"An impressive and comprehensive study of the book of Esther for Christian scholars."
A Bible commentary embraces literature, history, and theology to better understand the book of Esther. Read full book review >
What the Enemy Thinks by Gail Picco
BUSINESS & ECONOMICS
Released: July 30, 2015

"Overdrawn yet readable portrait of collective advocacy and friendship at work, spearheaded by a valiant, relatable protagonist."
Former women's shelter counselor Picco, in her debut, traces the intertwining business and personal lives of an altruistic media consultancy executive. Read full book review >
RELIGION
Released: July 30, 2015

"A brief, emphatic call for Christians to take heart in the sheer attentiveness of God."
A brief Christian devotional centering on the omniscience of God. Read full book review >
RELIGION
Released: July 30, 2015

"An often cutting work that calls down a plague on the houses of all domineering belief systems."
An extended diatribe against organized religions as well as atheism. Read full book review >
Stepping Out by S. T. Stone
RELIGION
Released: July 29, 2015

"An unassuming faith memoir and handbook for curious Christians."
From debut author Stone, a beginner's guide to the basics of the Christian faith. Read full book review >
THIS IS NOT A LOVE STORY by Judy Brown
BIOGRAPHY & MEMOIR
Released: July 28, 2015

"A tender story gently told."
A child's perspective on a family's ordeal. Read full book review >
Kirkus Interview
Michael Eric Dyson
February 2, 2016

In Michael Eric Dyson’s rich and nuanced book new book, The Black Presidency: Barack Obama and the Politics of Race in America, Dyson writes with passion and understanding about Barack Obama’s “sad and disappointing” performance regarding race and black concerns in his two terms in office. While race has defined his tenure, Obama has been “reluctant to take charge” and speak out candidly about the nation’s racial woes, determined to remain “not a black leader but a leader who is black.” Dyson cogently examines Obama’s speeches and statements on race, from his first presidential campaign through recent events—e.g., the Ferguson riots and the eulogy for the Rev. Clementa Pinckney in Charleston—noting that the president is careful not to raise the ire of whites and often chastises blacks for their moral failings.
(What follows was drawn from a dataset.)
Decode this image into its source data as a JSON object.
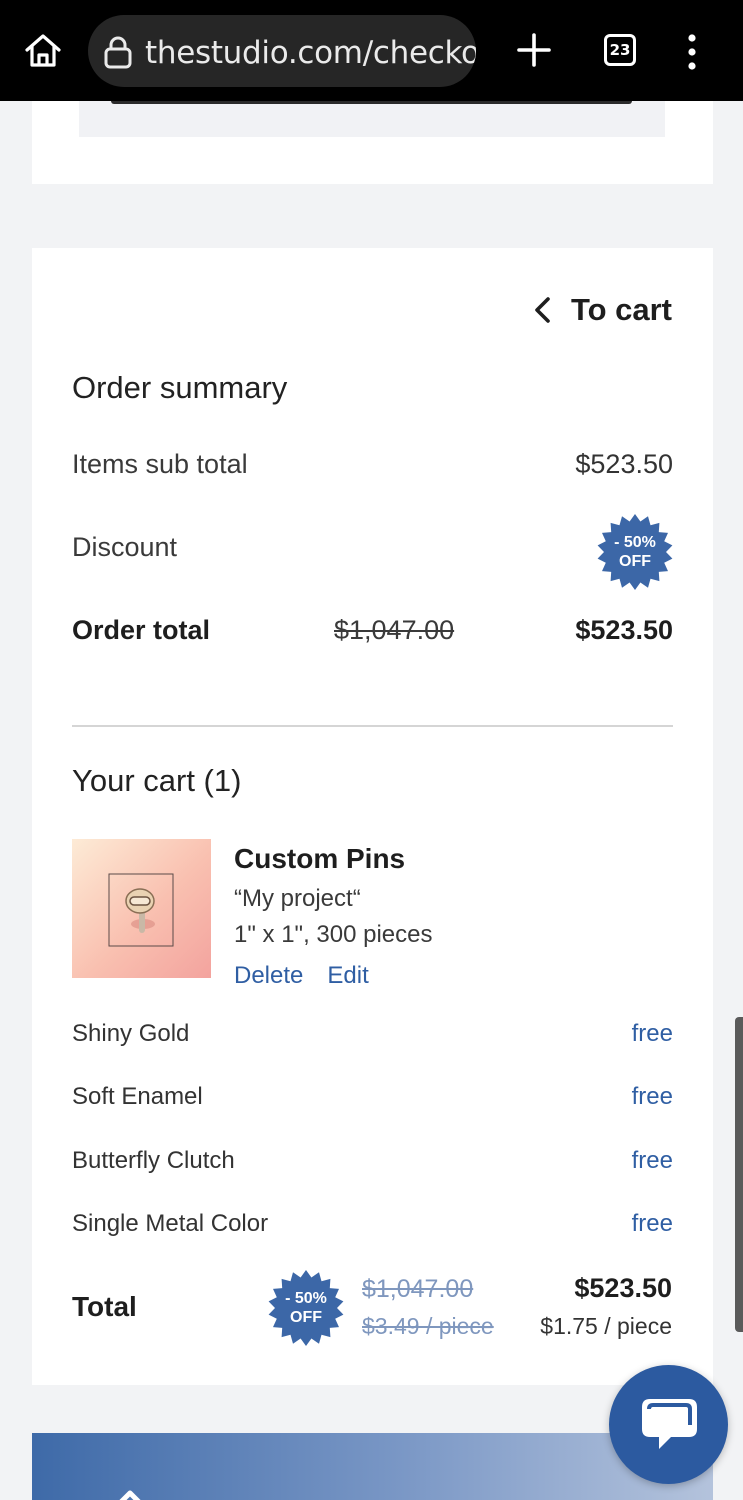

At his best, he spoke with “special urgency for black Americans” during the Ferguson crisis and was “at his blackest,” breaking free of constraints, in his “Amazing Grace” Charleston eulogy. Dyson writes here as a realistic, sometimes-angry supporter of the president. View video >